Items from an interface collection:
- Opening Delimiter -

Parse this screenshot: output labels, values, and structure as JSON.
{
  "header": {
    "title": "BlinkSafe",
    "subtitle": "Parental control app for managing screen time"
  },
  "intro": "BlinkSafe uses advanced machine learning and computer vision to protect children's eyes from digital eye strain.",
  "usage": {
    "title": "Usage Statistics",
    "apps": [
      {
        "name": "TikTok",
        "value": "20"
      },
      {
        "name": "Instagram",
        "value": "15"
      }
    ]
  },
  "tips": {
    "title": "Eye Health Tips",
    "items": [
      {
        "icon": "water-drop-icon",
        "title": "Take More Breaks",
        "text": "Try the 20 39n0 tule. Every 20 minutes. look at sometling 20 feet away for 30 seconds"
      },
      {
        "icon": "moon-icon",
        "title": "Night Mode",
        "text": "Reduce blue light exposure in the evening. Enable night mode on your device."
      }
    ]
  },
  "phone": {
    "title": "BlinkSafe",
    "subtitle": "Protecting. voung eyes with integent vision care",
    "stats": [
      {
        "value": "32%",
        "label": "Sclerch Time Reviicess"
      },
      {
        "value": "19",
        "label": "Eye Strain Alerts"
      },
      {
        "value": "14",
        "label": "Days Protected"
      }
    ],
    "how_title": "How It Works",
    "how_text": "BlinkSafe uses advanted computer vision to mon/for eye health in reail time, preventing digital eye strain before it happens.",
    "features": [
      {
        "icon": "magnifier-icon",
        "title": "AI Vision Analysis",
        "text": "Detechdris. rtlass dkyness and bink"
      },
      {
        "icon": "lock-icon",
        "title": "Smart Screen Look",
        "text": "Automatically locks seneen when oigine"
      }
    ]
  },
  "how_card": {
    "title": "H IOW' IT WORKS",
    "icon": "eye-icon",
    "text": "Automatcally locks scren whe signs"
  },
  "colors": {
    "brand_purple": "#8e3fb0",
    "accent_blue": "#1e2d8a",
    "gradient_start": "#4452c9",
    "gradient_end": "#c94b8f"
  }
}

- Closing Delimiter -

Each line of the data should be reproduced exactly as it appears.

Parse this screenshot: output labels, values, and structure as JSON.
{
  "header": {
    "title": "BlinkSafe",
    "subtitle": "Parental control app for managing screen time"
  },
  "intro": "BlinkSafe uses advanced machine learning and computer vision to protect children's eyes from digital eye strain.",
  "usage": {
    "title": "Usage Statistics",
    "apps": [
      {
        "name": "TikTok",
        "value": "20"
      },
      {
        "name": "Instagram",
        "value": "15"
      }
    ]
  },
  "tips": {
    "title": "Eye Health Tips",
    "items": [
      {
        "icon": "water-drop-icon",
        "title": "Take More Breaks",
        "text": "Try the 20 39n0 tule. Every 20 minutes. look at sometling 20 feet away for 30 seconds"
      },
      {
        "icon": "moon-icon",
        "title": "Night Mode",
        "text": "Reduce blue light exposure in the evening. Enable night mode on your device."
      }
    ]
  },
  "phone": {
    "title": "BlinkSafe",
    "subtitle": "Protecting. voung eyes with integent vision care",
    "stats": [
      {
        "value": "32%",
        "label": "Sclerch Time Reviicess"
      },
      {
        "value": "19",
        "label": "Eye Strain Alerts"
      },
      {
        "value": "14",
        "label": "Days Protected"
      }
    ],
    "how_title": "How It Works",
    "how_text": "BlinkSafe uses advanted computer vision to mon/for eye health in reail time, preventing digital eye strain before it happens.",
    "features": [
      {
        "icon": "magnifier-icon",
        "title": "AI Vision Analysis",
        "text": "Detechdris. rtlass dkyness and bink"
      },
      {
        "icon": "lock-icon",
        "title": "Smart Screen Look",
        "text": "Automatically locks seneen when oigine"
      }
    ]
  },
  "how_card": {
    "title": "H IOW' IT WORKS",
    "icon": "eye-icon",
    "text": "Automatcally locks scren whe signs"
  },
  "colors": {
    "brand_purple": "#8e3fb0",
    "accent_blue": "#1e2d8a",
    "gradient_start": "#4452c9",
    "gradient_end": "#c94b8f"
  }
}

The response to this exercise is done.